Open access

Abstract

Antibiotic resistance is endangering public health globally and gives reason for constant fear of virtually intractable bacterial infections. Given a limitation of novel antibiotic classes brought to market in perspective, it is indispensable to explore novel, antibiotics-independent ways to fight bacterial infections. In consequence, the antibacterial properties of natural compounds have gained increasing attention in pharmacological sciences. We here performed a literature survey regarding the antibacterial effects of capsaicin and its derivatives constituting natural compounds of chili peppers. The studies included revealed that the compounds under investigation exerted i.) both direct and indirect antibacterial properties in vitro depending on the applied concentrations and the bacterial strains under investigation; ii.) synergistic antibacterial effects in combination with defined antibiotics; iii.) resistance-modification via inhibition of bacterial efflux pumps; iv.) attenuation of bacterial virulence factor expression; and v.) dampening of pathogen-induced immunopathological responses. In conclusion, capsaicin and its derivatives comprise promising antimicrobial molecules which could complement or replace antibiotic treatment strategies to fight bacterial infections. However, a solid basis for subsequent clinical trials requires future investigations to explore the underlying molecular mechanisms and in particular pharmaceutical evaluations in animal infection models.
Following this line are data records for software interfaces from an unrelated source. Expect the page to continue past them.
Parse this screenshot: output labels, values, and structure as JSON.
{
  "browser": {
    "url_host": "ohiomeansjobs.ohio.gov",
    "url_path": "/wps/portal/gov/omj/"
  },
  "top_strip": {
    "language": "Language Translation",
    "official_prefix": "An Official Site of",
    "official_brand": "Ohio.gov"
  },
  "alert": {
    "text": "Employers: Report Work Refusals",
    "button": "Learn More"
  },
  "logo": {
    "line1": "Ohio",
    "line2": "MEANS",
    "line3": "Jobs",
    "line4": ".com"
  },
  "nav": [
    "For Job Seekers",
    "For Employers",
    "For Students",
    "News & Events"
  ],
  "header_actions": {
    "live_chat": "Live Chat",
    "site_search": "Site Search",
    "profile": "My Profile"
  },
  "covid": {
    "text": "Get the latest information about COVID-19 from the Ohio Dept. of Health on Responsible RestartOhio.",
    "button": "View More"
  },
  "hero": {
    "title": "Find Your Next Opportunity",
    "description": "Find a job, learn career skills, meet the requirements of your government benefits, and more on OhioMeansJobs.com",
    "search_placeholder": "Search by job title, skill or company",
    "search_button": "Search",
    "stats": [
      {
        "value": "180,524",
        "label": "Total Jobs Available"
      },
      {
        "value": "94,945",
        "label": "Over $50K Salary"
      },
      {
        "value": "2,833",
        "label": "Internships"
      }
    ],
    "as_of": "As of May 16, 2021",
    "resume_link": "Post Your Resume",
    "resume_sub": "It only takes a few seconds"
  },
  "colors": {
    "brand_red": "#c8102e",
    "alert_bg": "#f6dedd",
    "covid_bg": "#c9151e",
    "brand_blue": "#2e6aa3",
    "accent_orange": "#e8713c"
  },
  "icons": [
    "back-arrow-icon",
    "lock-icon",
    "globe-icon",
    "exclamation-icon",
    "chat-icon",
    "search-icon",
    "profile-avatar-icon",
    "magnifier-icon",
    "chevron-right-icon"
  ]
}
Open access

Abstract

Non-antibiotic feed additives including competitive exclusion products have been shown effective in reducing pathogen loads including multi-drug resistant strains from the vertebrate gut. In the present study we surveyed the intestinal bacterial colonization properties, potential macroscopic and microscopic inflammatory sequelae and immune responses upon peroral application of the commercial competitive exclusion product Aviguard® to wildtype mice in which the gut microbiota had been depleted by antibiotic pre-treatment. Until four weeks following Aviguard® challenge, bacterial strains abundant in the probiotic suspension stably established within the murine intestines. Aviguard® application did neither induce any clinical signs nor gross macroscopic intestinal inflammatory sequelae, which also held true when assessing apoptotic and proliferative cell responses in colonic epithelia until day 28 post-challenge. Whereas numbers of colonic innate immune cell subsets such as macrophages and monocytes remained unaffected, peroral Aviguard® application to microbiota depleted mice was accompanied by decreases in colonic mucosal counts of adaptive immune cells such as T and B lymphocytes. In conclusion, peroral Aviguard® application results i.) in effective intestinal colonization within microbiota depleted mice, ii.) neither in macroscopic nor in microscopic inflammatory sequelae and iii.) in lower colonic mucosal T and B cell responses.

Open access